What to work on: Go through the listing below, count the lines that contain "icon", and state the number alone.

Exercise data:
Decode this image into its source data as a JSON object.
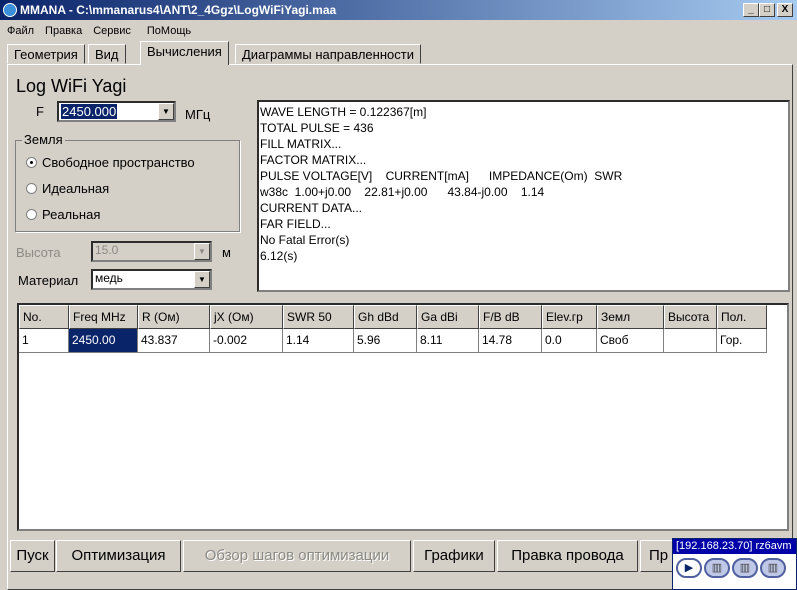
{
  "window": {
    "title": "MMANA - C:\\mmanarus4\\ANT\\2_4Ggz\\LogWiFiYagi.maa",
    "min": "_",
    "max": "□",
    "close": "X"
  },
  "menu": [
    "Файл",
    "Правка",
    "Сервис",
    "ПоМощь"
  ],
  "tabs": [
    "Геометрия",
    "Вид",
    "Вычисления",
    "Диаграммы направленности"
  ],
  "heading": "Log WiFi Yagi",
  "freq": {
    "label": "F",
    "value": "2450.000",
    "unit": "МГц"
  },
  "ground": {
    "title": "Земля",
    "options": [
      "Свободное пространство",
      "Идеальная",
      "Реальная"
    ],
    "selected": 0
  },
  "height": {
    "label": "Высота",
    "value": "15.0",
    "unit": "м"
  },
  "material": {
    "label": "Материал",
    "value": "медь"
  },
  "log": [
    "WAVE LENGTH = 0.122367[m]",
    "TOTAL PULSE = 436",
    "FILL MATRIX...",
    "FACTOR MATRIX...",
    "PULSE VOLTAGE[V]    CURRENT[mA]      IMPEDANCE(Om)  SWR",
    "w38c  1.00+j0.00    22.81+j0.00      43.84-j0.00    1.14",
    "CURRENT DATA...",
    "FAR FIELD...",
    "No Fatal Error(s)",
    "6.12(s)"
  ],
  "table": {
    "headers": [
      "No.",
      "Freq MHz",
      "R (Ом)",
      "jX (Ом)",
      "SWR 50",
      "Gh dBd",
      "Ga dBi",
      "F/B dB",
      "Elev.гр",
      "Земл",
      "Высота",
      "Пол."
    ],
    "rows": [
      [
        "1",
        "2450.00",
        "43.837",
        "-0.002",
        "1.14",
        "5.96",
        "8.11",
        "14.78",
        "0.0",
        "Своб",
        "",
        "Гор."
      ]
    ]
  },
  "buttons": [
    "Пуск",
    "Оптимизация",
    "Обзор шагов оптимизации",
    "Графики",
    "Правка провода",
    "Пр"
  ],
  "widget": {
    "title": "[192.168.23.70] rz6avm"
  }
}
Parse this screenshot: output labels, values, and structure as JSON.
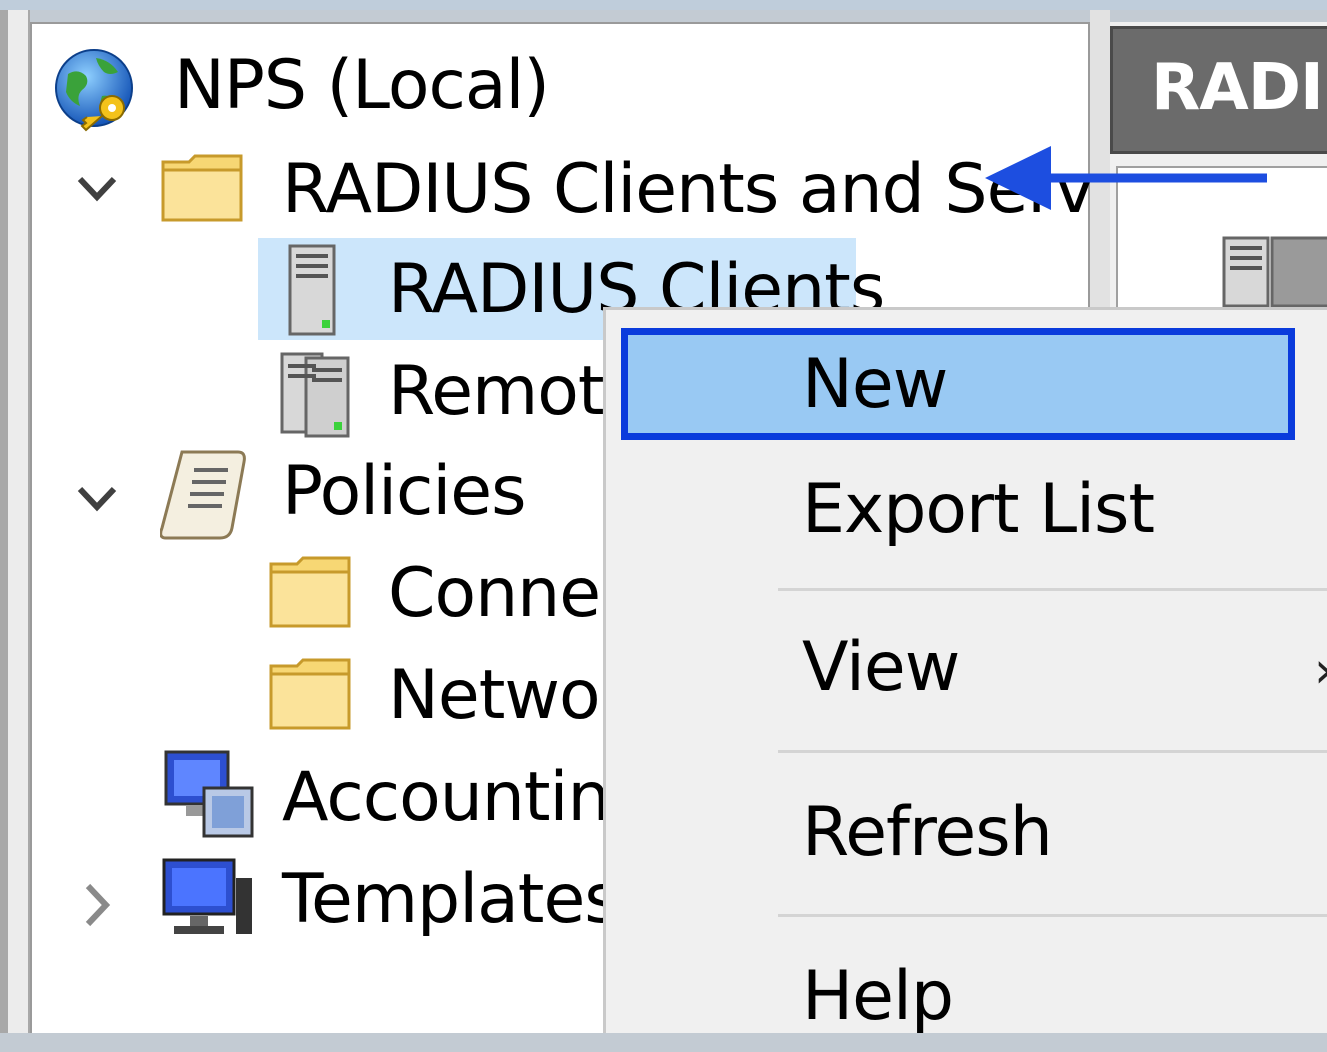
{
  "tree": {
    "root": {
      "label": "NPS (Local)",
      "icon": "globe-key-icon"
    },
    "items": [
      {
        "label": "RADIUS Clients and Servers",
        "icon": "folder-icon",
        "expanded": true
      },
      {
        "label": "RADIUS Clients",
        "icon": "server-icon",
        "selected": true
      },
      {
        "label": "Remote",
        "icon": "server-group-icon"
      },
      {
        "label": "Policies",
        "icon": "scroll-icon",
        "expanded": true
      },
      {
        "label": "Connec",
        "icon": "folder-icon"
      },
      {
        "label": "Networ",
        "icon": "folder-icon"
      },
      {
        "label": "Accounting",
        "icon": "accounting-icon"
      },
      {
        "label": "Templates",
        "icon": "computer-icon",
        "expanded": false
      }
    ]
  },
  "right_pane": {
    "header": "RADIU"
  },
  "context_menu": {
    "items": [
      {
        "label": "New",
        "highlighted": true
      },
      {
        "label": "Export List"
      },
      {
        "label": "View",
        "has_submenu": true
      },
      {
        "label": "Refresh"
      },
      {
        "label": "Help"
      }
    ]
  },
  "annotation": {
    "arrow_color": "#1d4ee0"
  },
  "colors": {
    "selection": "#cce6fb",
    "menu_highlight": "#99c9f3",
    "highlight_border": "#0a3bdc"
  }
}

Expected answer: 9